### RECORDS PROVIDED ###

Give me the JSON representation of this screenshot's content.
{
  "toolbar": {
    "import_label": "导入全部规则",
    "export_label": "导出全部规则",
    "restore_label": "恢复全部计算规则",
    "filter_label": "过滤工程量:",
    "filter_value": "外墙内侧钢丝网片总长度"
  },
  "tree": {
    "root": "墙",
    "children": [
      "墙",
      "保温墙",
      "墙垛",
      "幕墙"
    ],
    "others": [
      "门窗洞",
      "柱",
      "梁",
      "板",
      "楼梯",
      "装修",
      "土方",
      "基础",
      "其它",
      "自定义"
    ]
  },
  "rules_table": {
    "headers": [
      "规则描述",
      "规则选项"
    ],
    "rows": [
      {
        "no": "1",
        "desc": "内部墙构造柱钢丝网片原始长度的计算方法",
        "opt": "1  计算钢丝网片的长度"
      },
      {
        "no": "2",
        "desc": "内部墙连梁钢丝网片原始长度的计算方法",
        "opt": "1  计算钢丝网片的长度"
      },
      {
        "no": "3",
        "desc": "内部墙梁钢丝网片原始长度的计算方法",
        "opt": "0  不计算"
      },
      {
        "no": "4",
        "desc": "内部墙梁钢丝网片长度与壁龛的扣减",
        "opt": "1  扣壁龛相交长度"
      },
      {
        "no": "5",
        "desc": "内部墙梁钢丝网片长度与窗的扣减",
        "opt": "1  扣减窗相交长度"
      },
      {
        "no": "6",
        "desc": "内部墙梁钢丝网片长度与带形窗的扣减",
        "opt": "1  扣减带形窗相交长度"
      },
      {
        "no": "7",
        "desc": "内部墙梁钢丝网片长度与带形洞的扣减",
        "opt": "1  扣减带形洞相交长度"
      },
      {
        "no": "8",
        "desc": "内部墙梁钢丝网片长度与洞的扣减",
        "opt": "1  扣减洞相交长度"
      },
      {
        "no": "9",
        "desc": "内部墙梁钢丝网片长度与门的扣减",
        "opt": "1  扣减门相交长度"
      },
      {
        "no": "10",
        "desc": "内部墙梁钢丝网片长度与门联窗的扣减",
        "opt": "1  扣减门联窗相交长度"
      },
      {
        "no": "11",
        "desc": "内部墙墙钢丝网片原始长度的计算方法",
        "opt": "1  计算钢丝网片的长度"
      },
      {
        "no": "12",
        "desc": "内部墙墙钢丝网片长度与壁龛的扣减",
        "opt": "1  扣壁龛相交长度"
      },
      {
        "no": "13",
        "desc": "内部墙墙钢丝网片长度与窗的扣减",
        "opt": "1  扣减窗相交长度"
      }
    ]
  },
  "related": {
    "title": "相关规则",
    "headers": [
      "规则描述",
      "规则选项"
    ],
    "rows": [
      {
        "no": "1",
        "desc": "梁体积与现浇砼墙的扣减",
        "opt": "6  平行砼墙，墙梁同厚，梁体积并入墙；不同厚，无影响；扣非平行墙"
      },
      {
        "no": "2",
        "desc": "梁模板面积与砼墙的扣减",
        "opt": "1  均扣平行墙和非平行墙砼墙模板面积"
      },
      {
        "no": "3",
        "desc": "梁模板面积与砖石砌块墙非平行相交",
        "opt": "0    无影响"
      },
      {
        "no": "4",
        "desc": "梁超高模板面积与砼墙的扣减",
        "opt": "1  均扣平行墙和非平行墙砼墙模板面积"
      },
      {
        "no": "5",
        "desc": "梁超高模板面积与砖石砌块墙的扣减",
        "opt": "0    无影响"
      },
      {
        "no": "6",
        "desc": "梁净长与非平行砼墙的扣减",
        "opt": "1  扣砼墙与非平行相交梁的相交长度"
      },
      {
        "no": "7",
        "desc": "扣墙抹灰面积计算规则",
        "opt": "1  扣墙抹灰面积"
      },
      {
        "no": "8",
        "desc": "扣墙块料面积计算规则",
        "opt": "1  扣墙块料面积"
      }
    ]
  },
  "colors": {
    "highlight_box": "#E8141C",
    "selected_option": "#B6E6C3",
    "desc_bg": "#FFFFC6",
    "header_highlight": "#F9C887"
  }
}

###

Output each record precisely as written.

RESPONSE AREA:
Give me the JSON representation of this screenshot's content.
{
  "toolbar": {
    "import_label": "导入全部规则",
    "export_label": "导出全部规则",
    "restore_label": "恢复全部计算规则",
    "filter_label": "过滤工程量:",
    "filter_value": "外墙内侧钢丝网片总长度"
  },
  "tree": {
    "root": "墙",
    "children": [
      "墙",
      "保温墙",
      "墙垛",
      "幕墙"
    ],
    "others": [
      "门窗洞",
      "柱",
      "梁",
      "板",
      "楼梯",
      "装修",
      "土方",
      "基础",
      "其它",
      "自定义"
    ]
  },
  "rules_table": {
    "headers": [
      "规则描述",
      "规则选项"
    ],
    "rows": [
      {
        "no": "1",
        "desc": "内部墙构造柱钢丝网片原始长度的计算方法",
        "opt": "1  计算钢丝网片的长度"
      },
      {
        "no": "2",
        "desc": "内部墙连梁钢丝网片原始长度的计算方法",
        "opt": "1  计算钢丝网片的长度"
      },
      {
        "no": "3",
        "desc": "内部墙梁钢丝网片原始长度的计算方法",
        "opt": "0  不计算"
      },
      {
        "no": "4",
        "desc": "内部墙梁钢丝网片长度与壁龛的扣减",
        "opt": "1  扣壁龛相交长度"
      },
      {
        "no": "5",
        "desc": "内部墙梁钢丝网片长度与窗的扣减",
        "opt": "1  扣减窗相交长度"
      },
      {
        "no": "6",
        "desc": "内部墙梁钢丝网片长度与带形窗的扣减",
        "opt": "1  扣减带形窗相交长度"
      },
      {
        "no": "7",
        "desc": "内部墙梁钢丝网片长度与带形洞的扣减",
        "opt": "1  扣减带形洞相交长度"
      },
      {
        "no": "8",
        "desc": "内部墙梁钢丝网片长度与洞的扣减",
        "opt": "1  扣减洞相交长度"
      },
      {
        "no": "9",
        "desc": "内部墙梁钢丝网片长度与门的扣减",
        "opt": "1  扣减门相交长度"
      },
      {
        "no": "10",
        "desc": "内部墙梁钢丝网片长度与门联窗的扣减",
        "opt": "1  扣减门联窗相交长度"
      },
      {
        "no": "11",
        "desc": "内部墙墙钢丝网片原始长度的计算方法",
        "opt": "1  计算钢丝网片的长度"
      },
      {
        "no": "12",
        "desc": "内部墙墙钢丝网片长度与壁龛的扣减",
        "opt": "1  扣壁龛相交长度"
      },
      {
        "no": "13",
        "desc": "内部墙墙钢丝网片长度与窗的扣减",
        "opt": "1  扣减窗相交长度"
      }
    ]
  },
  "related": {
    "title": "相关规则",
    "headers": [
      "规则描述",
      "规则选项"
    ],
    "rows": [
      {
        "no": "1",
        "desc": "梁体积与现浇砼墙的扣减",
        "opt": "6  平行砼墙，墙梁同厚，梁体积并入墙；不同厚，无影响；扣非平行墙"
      },
      {
        "no": "2",
        "desc": "梁模板面积与砼墙的扣减",
        "opt": "1  均扣平行墙和非平行墙砼墙模板面积"
      },
      {
        "no": "3",
        "desc": "梁模板面积与砖石砌块墙非平行相交",
        "opt": "0    无影响"
      },
      {
        "no": "4",
        "desc": "梁超高模板面积与砼墙的扣减",
        "opt": "1  均扣平行墙和非平行墙砼墙模板面积"
      },
      {
        "no": "5",
        "desc": "梁超高模板面积与砖石砌块墙的扣减",
        "opt": "0    无影响"
      },
      {
        "no": "6",
        "desc": "梁净长与非平行砼墙的扣减",
        "opt": "1  扣砼墙与非平行相交梁的相交长度"
      },
      {
        "no": "7",
        "desc": "扣墙抹灰面积计算规则",
        "opt": "1  扣墙抹灰面积"
      },
      {
        "no": "8",
        "desc": "扣墙块料面积计算规则",
        "opt": "1  扣墙块料面积"
      }
    ]
  },
  "colors": {
    "highlight_box": "#E8141C",
    "selected_option": "#B6E6C3",
    "desc_bg": "#FFFFC6",
    "header_highlight": "#F9C887"
  }
}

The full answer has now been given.